Quarterly Outlook Q2 2022
Quarterly Outlook Q2 2022: The End Game has arrived
- Shocks from covid and the war in Ukraine have forced the global financial and political world to change, but what will the end game be?
Energy crisis could turn energy stocks into secular winnerWith long-term expected returns for the global energy sector close to 10%, we look at 40 stocks that could be set to cash in.
The great EUR recovery and the difficulty of trading itIf the terrible fog of war hopefully lifts soon, the conditions are promising for the euro to reprice significantly higher.
Tight commodity markets – turbocharged by war and sanctionsWith supply already tight, commodities keep powering on. But will it last for yet another quarter?
Between a rock and a hard placeGeopolitical concerns will add upward price pressures and fears of slower growth, while volatility will remain elevated.
The Great ErosionInflation is everywhere and central banks try to combat it. But will they get it under control in time?
Australian investing: Six considerations amid triple Rs: rising rates, record inflation and likely recessionWhile global financial markets are struggling in an uncertain world, the commodity-heavy Australian ASX index is poised to keep a positive momentum.

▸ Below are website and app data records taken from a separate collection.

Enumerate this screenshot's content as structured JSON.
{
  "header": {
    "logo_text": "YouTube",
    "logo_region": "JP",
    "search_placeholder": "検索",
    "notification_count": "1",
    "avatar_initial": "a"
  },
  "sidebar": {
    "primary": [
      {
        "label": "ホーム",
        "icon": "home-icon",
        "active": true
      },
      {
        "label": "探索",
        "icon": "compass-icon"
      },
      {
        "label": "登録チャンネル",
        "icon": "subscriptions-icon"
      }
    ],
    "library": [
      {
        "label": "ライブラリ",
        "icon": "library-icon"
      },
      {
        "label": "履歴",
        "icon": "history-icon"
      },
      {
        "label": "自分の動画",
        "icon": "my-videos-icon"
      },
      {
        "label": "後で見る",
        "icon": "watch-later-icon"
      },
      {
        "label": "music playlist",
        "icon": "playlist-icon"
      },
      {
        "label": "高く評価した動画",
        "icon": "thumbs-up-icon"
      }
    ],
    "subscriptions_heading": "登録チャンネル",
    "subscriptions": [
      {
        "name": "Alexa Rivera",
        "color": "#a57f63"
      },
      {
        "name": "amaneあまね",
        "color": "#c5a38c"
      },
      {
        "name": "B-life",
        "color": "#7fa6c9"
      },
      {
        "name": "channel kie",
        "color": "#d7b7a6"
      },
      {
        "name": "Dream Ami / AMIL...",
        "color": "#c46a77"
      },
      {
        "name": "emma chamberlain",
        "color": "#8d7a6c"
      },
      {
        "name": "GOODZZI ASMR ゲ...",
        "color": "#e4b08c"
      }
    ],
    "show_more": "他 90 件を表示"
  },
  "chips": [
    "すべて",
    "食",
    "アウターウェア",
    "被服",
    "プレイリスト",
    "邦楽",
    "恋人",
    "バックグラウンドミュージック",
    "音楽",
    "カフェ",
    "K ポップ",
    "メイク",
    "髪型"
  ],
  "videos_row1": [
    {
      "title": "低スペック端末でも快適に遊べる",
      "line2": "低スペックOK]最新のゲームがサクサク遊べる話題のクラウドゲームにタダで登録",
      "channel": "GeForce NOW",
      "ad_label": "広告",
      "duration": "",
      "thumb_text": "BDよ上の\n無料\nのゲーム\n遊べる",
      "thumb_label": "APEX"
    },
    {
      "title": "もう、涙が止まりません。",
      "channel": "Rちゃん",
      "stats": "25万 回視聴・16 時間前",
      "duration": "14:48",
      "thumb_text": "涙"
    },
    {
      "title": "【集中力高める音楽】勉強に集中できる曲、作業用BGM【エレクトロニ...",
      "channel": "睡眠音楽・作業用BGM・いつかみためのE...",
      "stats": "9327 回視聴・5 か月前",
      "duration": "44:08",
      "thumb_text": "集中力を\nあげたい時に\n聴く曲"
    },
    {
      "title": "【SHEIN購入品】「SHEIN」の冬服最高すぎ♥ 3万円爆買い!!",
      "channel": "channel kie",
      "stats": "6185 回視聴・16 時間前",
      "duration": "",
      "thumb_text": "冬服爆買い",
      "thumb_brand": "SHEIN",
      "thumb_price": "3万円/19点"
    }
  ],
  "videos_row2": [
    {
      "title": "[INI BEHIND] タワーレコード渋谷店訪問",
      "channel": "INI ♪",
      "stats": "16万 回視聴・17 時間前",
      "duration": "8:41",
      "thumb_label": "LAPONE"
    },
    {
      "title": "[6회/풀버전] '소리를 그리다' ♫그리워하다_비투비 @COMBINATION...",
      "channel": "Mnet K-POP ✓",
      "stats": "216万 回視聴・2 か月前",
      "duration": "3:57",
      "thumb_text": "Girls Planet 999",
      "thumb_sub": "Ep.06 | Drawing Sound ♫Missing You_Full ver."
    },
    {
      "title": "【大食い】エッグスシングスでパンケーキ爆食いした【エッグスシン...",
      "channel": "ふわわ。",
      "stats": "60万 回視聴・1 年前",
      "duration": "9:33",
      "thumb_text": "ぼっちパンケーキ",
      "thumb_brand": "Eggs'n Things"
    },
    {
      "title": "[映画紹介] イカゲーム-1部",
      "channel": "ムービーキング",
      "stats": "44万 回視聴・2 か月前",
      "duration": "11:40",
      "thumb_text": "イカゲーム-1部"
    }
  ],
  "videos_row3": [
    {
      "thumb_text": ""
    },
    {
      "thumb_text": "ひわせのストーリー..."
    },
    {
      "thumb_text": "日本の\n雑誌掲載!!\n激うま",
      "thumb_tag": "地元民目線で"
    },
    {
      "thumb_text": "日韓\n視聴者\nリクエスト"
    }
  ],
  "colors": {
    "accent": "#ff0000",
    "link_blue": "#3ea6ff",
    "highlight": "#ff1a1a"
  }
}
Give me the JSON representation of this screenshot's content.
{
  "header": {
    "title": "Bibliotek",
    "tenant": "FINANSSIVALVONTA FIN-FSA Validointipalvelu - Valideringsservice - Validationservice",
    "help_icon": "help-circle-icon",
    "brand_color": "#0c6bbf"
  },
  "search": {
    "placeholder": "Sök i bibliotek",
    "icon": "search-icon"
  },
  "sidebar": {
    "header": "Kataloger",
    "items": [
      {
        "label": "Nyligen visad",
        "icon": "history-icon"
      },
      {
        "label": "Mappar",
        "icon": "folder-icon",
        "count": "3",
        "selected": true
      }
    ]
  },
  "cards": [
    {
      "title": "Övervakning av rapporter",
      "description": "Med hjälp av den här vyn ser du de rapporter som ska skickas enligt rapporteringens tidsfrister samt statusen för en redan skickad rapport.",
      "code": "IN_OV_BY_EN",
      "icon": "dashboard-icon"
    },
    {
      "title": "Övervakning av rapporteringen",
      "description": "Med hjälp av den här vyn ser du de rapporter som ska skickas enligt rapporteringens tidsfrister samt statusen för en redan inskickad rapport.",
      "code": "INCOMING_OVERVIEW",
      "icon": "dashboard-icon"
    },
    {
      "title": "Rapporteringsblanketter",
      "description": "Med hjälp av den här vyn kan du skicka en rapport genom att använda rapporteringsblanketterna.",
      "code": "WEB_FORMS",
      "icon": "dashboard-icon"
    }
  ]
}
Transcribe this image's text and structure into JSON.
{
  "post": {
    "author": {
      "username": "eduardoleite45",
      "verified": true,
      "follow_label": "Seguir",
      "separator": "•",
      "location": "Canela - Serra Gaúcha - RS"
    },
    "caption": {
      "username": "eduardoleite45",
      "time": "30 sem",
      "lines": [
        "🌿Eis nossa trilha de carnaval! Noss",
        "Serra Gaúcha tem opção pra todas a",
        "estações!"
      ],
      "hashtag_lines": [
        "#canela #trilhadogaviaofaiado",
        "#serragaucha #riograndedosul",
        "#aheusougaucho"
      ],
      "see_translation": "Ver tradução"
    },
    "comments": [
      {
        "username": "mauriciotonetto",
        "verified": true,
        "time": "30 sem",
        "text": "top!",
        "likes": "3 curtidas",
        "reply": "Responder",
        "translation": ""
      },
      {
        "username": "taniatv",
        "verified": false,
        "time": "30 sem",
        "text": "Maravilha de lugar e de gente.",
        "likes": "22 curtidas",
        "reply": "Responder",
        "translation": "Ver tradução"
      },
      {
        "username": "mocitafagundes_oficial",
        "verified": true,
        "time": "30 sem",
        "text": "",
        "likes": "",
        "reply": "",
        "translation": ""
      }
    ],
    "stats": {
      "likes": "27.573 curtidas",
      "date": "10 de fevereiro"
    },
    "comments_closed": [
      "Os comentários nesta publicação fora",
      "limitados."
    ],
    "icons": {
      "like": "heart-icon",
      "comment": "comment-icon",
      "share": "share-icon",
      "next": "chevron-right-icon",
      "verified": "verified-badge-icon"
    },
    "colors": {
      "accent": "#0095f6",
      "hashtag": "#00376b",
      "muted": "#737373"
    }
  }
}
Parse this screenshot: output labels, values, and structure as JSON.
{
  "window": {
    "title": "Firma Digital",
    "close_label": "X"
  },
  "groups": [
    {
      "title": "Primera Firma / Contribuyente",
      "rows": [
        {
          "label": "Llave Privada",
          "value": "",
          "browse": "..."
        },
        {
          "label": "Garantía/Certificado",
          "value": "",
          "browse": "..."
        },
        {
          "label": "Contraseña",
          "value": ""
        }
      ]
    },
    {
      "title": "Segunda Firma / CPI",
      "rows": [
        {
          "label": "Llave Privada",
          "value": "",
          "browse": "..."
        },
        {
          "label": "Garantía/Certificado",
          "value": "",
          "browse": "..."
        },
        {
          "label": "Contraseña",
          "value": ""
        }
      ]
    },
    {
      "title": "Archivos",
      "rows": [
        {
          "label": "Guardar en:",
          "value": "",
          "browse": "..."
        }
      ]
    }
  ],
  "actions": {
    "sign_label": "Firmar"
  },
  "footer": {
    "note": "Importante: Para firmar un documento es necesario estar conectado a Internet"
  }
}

Cybersecurity – the rush to catch up with realityWith the invasion of Ukraine, governments and private companies are rushing to reinforce their cyber defenses.